EXERCISE AIM
Copy each line below containing "SoundEngine".

╭─ DATA SUPPLIED

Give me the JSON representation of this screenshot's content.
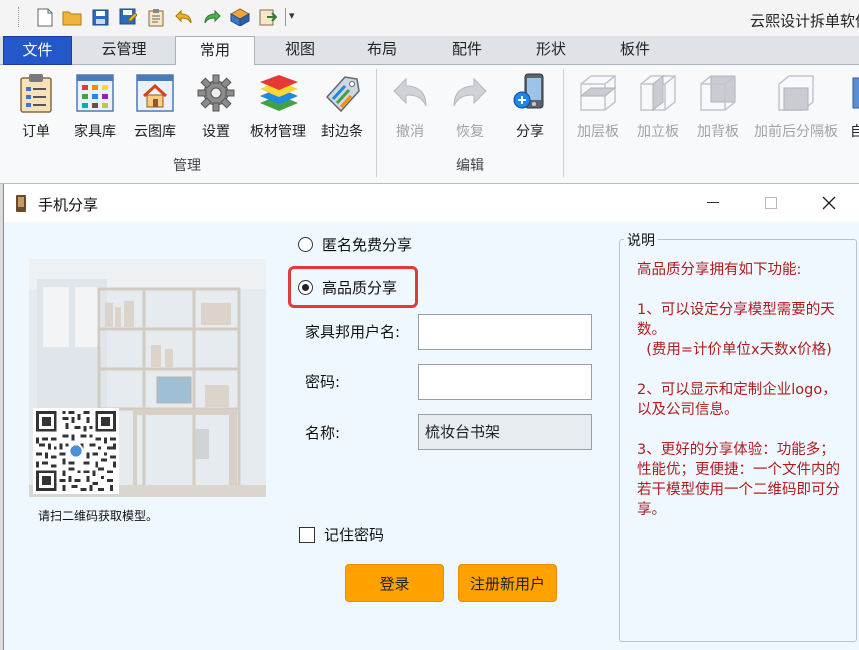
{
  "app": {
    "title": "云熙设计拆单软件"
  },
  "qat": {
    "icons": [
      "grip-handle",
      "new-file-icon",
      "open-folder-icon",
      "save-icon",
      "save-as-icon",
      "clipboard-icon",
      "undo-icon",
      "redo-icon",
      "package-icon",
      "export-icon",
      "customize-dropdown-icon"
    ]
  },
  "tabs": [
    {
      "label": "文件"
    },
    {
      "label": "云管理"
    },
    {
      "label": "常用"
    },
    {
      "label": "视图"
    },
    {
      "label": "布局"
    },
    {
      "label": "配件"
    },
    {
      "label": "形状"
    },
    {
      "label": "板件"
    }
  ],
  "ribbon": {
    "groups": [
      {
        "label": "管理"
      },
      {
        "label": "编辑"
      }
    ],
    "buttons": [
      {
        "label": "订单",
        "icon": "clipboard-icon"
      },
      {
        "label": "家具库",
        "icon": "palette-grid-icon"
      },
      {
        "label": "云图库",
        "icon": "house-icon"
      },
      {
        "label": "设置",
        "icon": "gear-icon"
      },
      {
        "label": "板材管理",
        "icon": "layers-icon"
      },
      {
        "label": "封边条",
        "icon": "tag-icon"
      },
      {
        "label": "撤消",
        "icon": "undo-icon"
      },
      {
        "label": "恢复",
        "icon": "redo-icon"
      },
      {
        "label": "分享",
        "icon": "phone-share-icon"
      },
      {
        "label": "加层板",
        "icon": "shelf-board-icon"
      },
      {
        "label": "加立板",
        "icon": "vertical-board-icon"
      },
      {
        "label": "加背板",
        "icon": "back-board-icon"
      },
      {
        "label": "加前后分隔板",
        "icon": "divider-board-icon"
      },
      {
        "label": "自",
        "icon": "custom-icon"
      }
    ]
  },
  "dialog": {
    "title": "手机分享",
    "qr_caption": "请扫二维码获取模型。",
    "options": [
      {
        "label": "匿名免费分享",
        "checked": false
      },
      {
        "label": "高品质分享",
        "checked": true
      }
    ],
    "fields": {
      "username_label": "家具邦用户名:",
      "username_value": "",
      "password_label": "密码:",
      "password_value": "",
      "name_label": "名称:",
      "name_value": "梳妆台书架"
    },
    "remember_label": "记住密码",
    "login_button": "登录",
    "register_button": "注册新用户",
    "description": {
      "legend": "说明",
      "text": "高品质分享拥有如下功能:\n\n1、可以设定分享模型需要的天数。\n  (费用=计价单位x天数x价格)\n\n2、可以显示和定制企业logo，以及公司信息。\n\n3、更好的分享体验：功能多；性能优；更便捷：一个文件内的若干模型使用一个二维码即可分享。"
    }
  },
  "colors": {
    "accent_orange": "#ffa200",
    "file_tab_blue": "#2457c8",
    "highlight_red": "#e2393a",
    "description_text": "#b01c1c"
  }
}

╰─
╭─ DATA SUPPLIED

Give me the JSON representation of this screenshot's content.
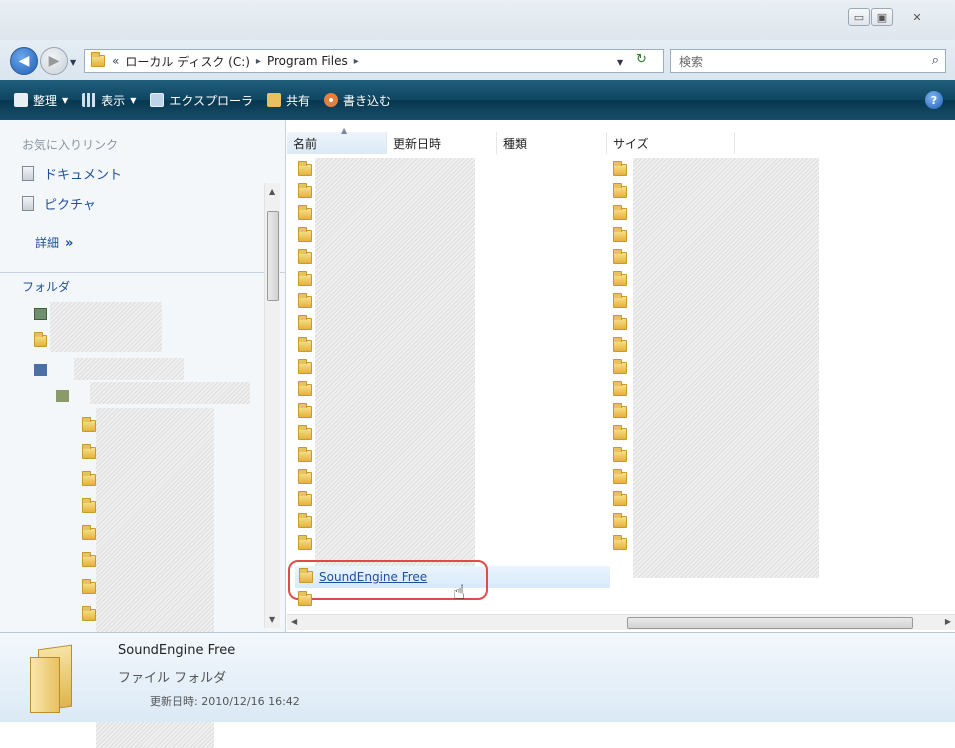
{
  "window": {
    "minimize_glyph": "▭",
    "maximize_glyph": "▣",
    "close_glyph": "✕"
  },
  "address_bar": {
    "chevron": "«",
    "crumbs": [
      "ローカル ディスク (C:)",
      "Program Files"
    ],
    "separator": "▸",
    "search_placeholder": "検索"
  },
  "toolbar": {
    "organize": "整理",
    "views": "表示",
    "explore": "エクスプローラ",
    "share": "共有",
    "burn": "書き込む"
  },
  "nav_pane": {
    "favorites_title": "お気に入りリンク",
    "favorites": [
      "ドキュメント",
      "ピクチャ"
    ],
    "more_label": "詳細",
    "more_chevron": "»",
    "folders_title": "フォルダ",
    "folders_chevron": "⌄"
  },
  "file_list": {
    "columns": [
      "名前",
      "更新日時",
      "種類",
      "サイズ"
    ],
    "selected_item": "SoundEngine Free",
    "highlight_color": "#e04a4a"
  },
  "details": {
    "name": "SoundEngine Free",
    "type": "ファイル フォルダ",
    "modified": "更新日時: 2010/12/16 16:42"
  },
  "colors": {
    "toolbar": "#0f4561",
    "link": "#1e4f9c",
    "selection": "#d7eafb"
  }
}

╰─

EXERCISE OUTPUT
    "selected_item": "SoundEngine Free",
    "name": "SoundEngine Free",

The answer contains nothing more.